Task item
Search the records below for the string "title" and copy each line where it turns up.

Data in this exercise
□ □ □

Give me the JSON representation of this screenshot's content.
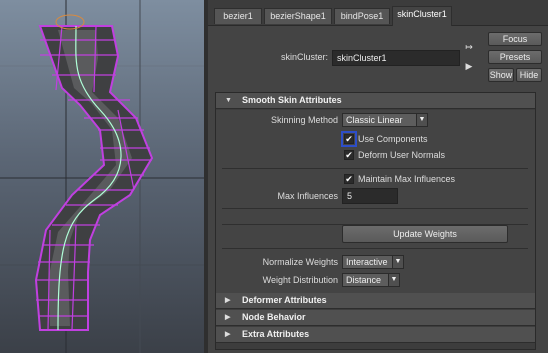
{
  "tabs": [
    {
      "label": "bezier1"
    },
    {
      "label": "bezierShape1"
    },
    {
      "label": "bindPose1"
    },
    {
      "label": "skinCluster1"
    }
  ],
  "node": {
    "label": "skinCluster:",
    "value": "skinCluster1",
    "focus_label": "Focus",
    "presets_label": "Presets",
    "show_label": "Show",
    "hide_label": "Hide"
  },
  "smooth_skin": {
    "title": "Smooth Skin Attributes",
    "skinning_method_label": "Skinning Method",
    "skinning_method_value": "Classic Linear",
    "use_components_label": "Use Components",
    "use_components_checked": true,
    "deform_user_normals_label": "Deform User Normals",
    "deform_user_normals_checked": true,
    "maintain_max_label": "Maintain Max Influences",
    "maintain_max_checked": true,
    "max_influences_label": "Max Influences",
    "max_influences_value": "5",
    "update_weights_label": "Update Weights",
    "normalize_weights_label": "Normalize Weights",
    "normalize_weights_value": "Interactive",
    "weight_distribution_label": "Weight Distribution",
    "weight_distribution_value": "Distance"
  },
  "collapsed_sections": [
    {
      "title": "Deformer Attributes"
    },
    {
      "title": "Node Behavior"
    },
    {
      "title": "Extra Attributes"
    }
  ],
  "icons": {
    "expanded": "▼",
    "collapsed": "▶",
    "checkmark": "✔",
    "dropdown": "▼",
    "input_arrow": "↦",
    "output_arrow": "▶"
  },
  "colors": {
    "wireframe": "#c040e0",
    "curve": "#b0ffd8",
    "selection_highlight": "#2d4ec8"
  }
}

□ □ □

Output of the exercise
    "title": "Smooth Skin Attributes",
      "title": "Deformer Attributes"
      "title": "Node Behavior"
      "title": "Extra Attributes"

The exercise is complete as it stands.